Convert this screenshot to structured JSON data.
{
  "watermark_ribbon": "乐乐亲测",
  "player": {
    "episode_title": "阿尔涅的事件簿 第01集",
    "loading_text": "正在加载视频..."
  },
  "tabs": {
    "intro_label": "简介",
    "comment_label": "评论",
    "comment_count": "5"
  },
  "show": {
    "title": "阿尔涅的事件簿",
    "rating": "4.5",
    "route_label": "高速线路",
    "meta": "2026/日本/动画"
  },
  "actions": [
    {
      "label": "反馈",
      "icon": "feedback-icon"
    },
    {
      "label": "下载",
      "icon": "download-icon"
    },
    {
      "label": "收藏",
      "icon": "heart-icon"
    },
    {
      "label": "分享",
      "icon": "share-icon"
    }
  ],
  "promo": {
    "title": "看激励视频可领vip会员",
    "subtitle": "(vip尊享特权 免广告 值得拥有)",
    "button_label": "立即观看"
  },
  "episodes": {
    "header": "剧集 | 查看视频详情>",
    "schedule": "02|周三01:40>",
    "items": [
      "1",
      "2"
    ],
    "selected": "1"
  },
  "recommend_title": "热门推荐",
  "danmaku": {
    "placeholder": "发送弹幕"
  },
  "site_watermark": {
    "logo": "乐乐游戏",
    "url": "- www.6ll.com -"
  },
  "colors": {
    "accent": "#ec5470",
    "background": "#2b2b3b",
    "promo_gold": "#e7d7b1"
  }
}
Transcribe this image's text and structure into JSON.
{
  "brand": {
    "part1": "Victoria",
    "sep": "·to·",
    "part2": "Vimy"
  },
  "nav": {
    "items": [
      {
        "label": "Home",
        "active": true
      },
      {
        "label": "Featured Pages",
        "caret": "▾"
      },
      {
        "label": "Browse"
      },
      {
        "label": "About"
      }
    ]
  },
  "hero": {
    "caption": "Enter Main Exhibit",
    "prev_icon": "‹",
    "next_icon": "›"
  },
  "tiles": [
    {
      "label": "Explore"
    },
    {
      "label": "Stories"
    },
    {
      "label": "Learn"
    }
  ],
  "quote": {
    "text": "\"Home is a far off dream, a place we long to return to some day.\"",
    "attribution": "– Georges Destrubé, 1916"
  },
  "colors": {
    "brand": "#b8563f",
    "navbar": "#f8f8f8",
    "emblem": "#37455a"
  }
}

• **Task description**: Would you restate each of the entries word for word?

• **Solution to this problem**:
Convert this screenshot to structured JSON data.
{
  "watermark_ribbon": "乐乐亲测",
  "player": {
    "episode_title": "阿尔涅的事件簿 第01集",
    "loading_text": "正在加载视频..."
  },
  "tabs": {
    "intro_label": "简介",
    "comment_label": "评论",
    "comment_count": "5"
  },
  "show": {
    "title": "阿尔涅的事件簿",
    "rating": "4.5",
    "route_label": "高速线路",
    "meta": "2026/日本/动画"
  },
  "actions": [
    {
      "label": "反馈",
      "icon": "feedback-icon"
    },
    {
      "label": "下载",
      "icon": "download-icon"
    },
    {
      "label": "收藏",
      "icon": "heart-icon"
    },
    {
      "label": "分享",
      "icon": "share-icon"
    }
  ],
  "promo": {
    "title": "看激励视频可领vip会员",
    "subtitle": "(vip尊享特权 免广告 值得拥有)",
    "button_label": "立即观看"
  },
  "episodes": {
    "header": "剧集 | 查看视频详情>",
    "schedule": "02|周三01:40>",
    "items": [
      "1",
      "2"
    ],
    "selected": "1"
  },
  "recommend_title": "热门推荐",
  "danmaku": {
    "placeholder": "发送弹幕"
  },
  "site_watermark": {
    "logo": "乐乐游戏",
    "url": "- www.6ll.com -"
  },
  "colors": {
    "accent": "#ec5470",
    "background": "#2b2b3b",
    "promo_gold": "#e7d7b1"
  }
}
Transcribe this image's text and structure into JSON.
{
  "brand": {
    "part1": "Victoria",
    "sep": "·to·",
    "part2": "Vimy"
  },
  "nav": {
    "items": [
      {
        "label": "Home",
        "active": true
      },
      {
        "label": "Featured Pages",
        "caret": "▾"
      },
      {
        "label": "Browse"
      },
      {
        "label": "About"
      }
    ]
  },
  "hero": {
    "caption": "Enter Main Exhibit",
    "prev_icon": "‹",
    "next_icon": "›"
  },
  "tiles": [
    {
      "label": "Explore"
    },
    {
      "label": "Stories"
    },
    {
      "label": "Learn"
    }
  ],
  "quote": {
    "text": "\"Home is a far off dream, a place we long to return to some day.\"",
    "attribution": "– Georges Destrubé, 1916"
  },
  "colors": {
    "brand": "#b8563f",
    "navbar": "#f8f8f8",
    "emblem": "#37455a"
  }
}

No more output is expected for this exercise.